Exercise instructions:
Where a line below includes the word "header", copy that line.

The input: Begin

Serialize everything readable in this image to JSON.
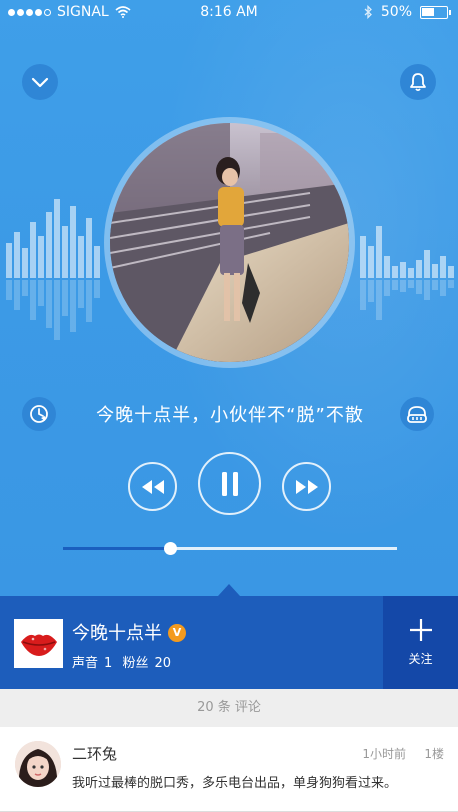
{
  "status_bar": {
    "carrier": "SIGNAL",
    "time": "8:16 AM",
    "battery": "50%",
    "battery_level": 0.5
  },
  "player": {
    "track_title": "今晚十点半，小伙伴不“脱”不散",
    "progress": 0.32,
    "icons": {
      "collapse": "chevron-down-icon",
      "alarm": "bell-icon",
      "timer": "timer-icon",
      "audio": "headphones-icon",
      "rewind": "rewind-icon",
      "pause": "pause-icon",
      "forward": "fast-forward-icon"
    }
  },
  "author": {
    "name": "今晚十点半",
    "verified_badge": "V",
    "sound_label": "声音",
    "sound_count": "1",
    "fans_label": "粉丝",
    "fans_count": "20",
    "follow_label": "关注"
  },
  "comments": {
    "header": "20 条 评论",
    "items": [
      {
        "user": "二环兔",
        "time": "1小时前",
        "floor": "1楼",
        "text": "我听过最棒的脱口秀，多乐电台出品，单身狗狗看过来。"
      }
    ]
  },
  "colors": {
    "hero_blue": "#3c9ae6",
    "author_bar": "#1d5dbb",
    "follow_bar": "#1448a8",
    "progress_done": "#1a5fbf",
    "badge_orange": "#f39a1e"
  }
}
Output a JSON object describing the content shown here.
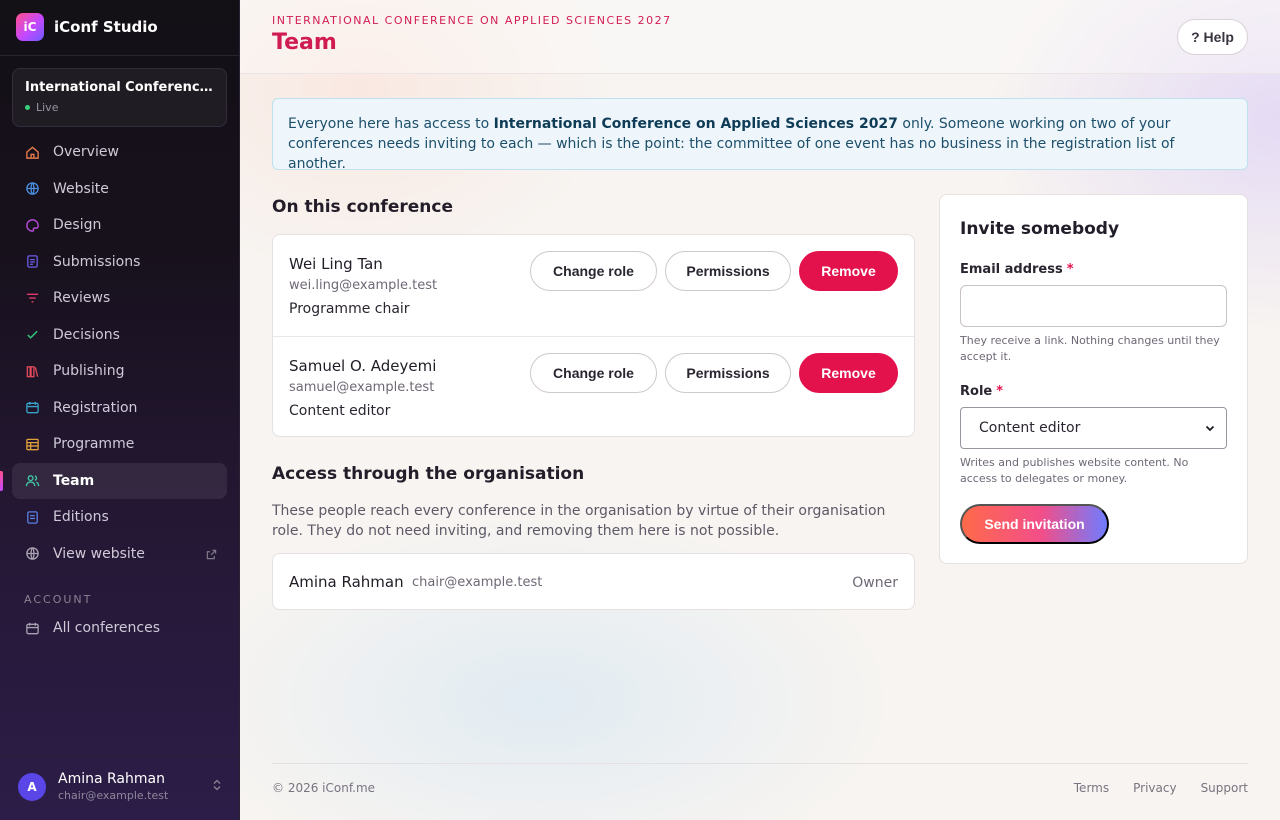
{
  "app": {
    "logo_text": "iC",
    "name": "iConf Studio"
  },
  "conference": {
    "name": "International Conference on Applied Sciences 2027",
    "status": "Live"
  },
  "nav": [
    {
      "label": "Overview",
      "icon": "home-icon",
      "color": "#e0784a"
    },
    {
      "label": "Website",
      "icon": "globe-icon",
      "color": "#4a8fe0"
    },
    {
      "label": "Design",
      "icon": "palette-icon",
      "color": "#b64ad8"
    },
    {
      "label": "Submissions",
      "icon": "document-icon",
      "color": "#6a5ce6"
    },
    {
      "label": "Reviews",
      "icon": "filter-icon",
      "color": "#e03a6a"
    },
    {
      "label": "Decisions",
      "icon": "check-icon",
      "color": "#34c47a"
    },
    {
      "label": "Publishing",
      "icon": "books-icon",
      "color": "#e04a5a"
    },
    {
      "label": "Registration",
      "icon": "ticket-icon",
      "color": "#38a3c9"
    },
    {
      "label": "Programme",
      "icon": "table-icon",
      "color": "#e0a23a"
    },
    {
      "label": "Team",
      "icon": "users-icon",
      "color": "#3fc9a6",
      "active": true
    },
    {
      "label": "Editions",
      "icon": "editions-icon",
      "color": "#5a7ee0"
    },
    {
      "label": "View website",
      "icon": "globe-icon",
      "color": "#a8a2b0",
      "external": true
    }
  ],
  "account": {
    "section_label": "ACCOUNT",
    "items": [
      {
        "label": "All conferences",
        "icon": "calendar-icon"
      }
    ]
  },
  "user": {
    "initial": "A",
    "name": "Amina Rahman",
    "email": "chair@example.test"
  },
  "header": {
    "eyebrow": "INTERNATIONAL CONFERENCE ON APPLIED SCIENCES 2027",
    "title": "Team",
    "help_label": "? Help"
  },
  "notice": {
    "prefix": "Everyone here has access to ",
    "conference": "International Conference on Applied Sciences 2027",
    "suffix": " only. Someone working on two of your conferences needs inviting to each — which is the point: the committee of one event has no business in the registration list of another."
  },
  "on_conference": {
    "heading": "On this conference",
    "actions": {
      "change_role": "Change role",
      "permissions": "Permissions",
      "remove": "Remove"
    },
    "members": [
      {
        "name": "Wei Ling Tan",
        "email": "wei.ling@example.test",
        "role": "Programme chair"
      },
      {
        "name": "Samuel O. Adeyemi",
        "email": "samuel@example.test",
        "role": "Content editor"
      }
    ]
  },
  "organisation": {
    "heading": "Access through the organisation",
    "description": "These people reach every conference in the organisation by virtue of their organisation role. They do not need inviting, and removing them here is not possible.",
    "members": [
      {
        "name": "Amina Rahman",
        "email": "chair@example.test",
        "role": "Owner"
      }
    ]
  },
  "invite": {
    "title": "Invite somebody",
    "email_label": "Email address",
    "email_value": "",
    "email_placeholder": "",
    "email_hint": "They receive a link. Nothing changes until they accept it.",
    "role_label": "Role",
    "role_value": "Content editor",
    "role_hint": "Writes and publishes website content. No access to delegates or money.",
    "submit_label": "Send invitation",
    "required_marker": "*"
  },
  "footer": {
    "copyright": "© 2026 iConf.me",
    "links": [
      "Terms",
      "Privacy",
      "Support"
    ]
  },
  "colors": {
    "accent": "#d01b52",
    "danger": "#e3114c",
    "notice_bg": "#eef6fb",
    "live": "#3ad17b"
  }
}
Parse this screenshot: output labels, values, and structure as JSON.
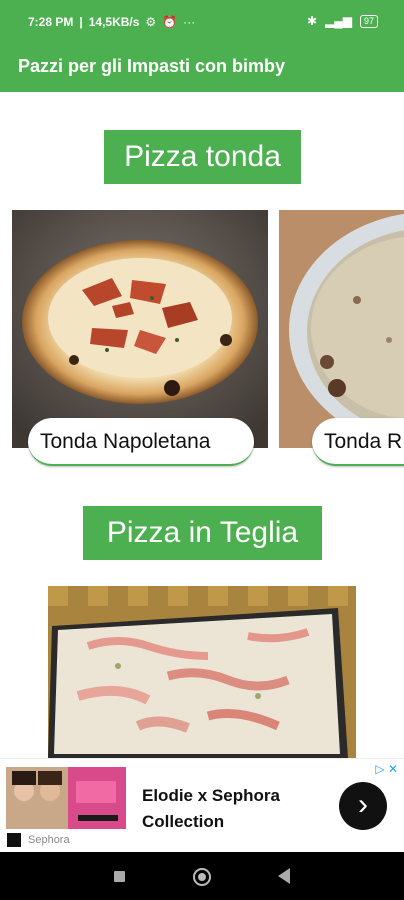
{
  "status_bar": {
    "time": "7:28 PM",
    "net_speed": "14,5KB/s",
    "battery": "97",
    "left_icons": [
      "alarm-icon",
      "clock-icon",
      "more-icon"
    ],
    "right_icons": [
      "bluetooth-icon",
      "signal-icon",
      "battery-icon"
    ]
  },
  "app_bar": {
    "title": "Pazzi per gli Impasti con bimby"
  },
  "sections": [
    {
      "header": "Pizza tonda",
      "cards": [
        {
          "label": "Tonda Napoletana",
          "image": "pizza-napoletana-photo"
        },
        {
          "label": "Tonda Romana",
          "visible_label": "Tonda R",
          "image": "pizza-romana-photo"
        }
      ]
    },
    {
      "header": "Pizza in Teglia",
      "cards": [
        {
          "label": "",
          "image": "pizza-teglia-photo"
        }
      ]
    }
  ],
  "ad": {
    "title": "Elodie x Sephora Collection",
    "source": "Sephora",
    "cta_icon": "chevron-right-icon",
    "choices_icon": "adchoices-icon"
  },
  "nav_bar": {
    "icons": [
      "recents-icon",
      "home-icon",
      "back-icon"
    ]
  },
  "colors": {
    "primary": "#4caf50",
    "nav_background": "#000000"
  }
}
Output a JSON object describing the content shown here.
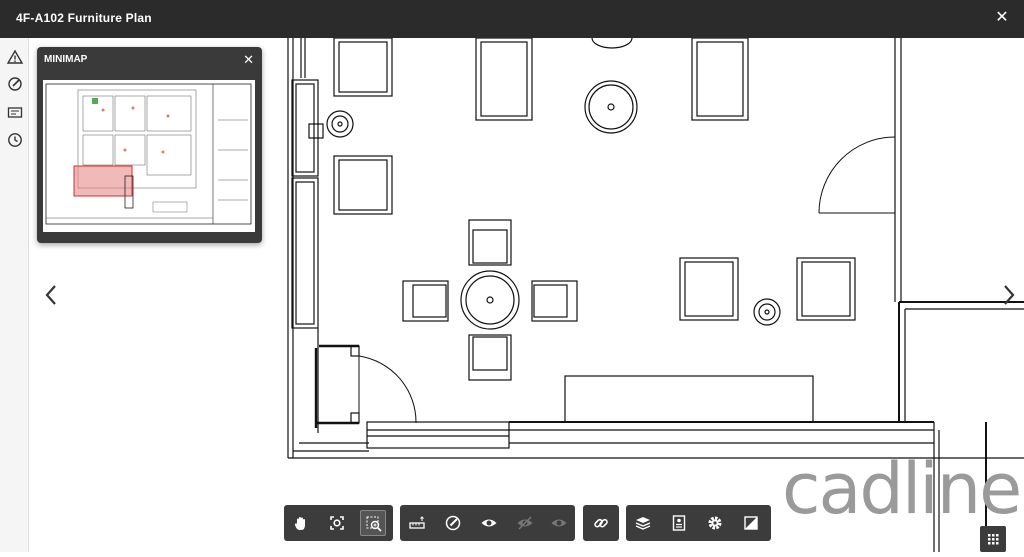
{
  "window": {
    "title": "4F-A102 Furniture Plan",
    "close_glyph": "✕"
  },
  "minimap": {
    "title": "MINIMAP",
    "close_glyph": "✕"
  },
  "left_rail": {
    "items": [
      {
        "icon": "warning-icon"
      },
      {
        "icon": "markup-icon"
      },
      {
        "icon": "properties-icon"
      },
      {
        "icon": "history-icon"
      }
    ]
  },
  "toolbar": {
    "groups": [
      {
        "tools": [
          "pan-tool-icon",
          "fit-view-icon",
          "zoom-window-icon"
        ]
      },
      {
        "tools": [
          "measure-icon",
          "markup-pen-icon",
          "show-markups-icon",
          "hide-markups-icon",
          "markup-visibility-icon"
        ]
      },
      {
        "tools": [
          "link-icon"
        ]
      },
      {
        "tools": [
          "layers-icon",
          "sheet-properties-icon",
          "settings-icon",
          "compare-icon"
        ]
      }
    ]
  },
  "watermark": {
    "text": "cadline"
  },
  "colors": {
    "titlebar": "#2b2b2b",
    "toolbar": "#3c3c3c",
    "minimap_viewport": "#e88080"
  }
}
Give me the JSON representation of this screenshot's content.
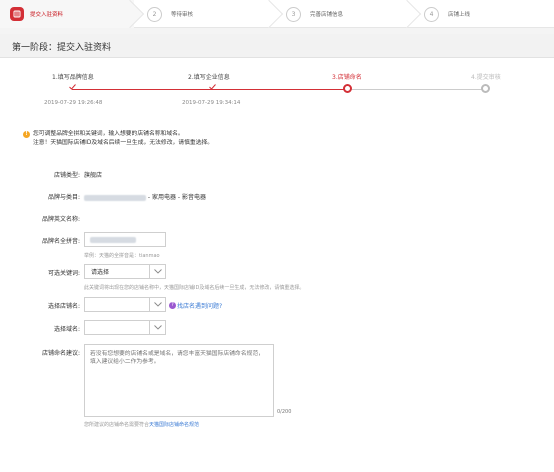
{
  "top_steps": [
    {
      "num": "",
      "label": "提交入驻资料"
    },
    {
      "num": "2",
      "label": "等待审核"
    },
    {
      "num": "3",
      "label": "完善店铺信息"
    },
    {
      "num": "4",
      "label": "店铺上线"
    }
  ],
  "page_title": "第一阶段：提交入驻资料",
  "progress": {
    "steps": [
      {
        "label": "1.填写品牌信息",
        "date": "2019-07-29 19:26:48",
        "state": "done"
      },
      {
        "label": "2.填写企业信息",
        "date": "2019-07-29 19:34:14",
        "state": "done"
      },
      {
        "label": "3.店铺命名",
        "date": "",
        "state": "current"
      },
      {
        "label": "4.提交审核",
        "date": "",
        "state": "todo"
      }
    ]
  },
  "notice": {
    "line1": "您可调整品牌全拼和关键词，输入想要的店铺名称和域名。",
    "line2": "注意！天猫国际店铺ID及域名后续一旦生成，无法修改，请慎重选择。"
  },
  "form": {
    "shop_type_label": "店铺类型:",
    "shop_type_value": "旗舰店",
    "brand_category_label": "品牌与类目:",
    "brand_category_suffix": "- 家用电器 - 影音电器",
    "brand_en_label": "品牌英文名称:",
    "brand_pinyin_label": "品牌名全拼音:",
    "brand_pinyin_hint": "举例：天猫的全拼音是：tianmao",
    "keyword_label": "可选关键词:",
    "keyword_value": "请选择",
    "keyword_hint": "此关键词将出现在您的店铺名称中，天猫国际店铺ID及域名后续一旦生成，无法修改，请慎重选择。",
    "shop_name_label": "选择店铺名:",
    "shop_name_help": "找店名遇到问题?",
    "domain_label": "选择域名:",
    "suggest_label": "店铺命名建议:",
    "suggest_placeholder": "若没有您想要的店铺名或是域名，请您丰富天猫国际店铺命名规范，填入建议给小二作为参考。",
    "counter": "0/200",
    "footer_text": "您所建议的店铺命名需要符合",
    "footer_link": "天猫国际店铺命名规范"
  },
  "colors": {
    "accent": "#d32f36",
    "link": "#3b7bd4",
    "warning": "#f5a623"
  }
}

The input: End

Solution to this task:
    "header": "20 条 评论",
  "header": {
      "header": "Pizza tonda",
      "header": "Pizza in Teglia",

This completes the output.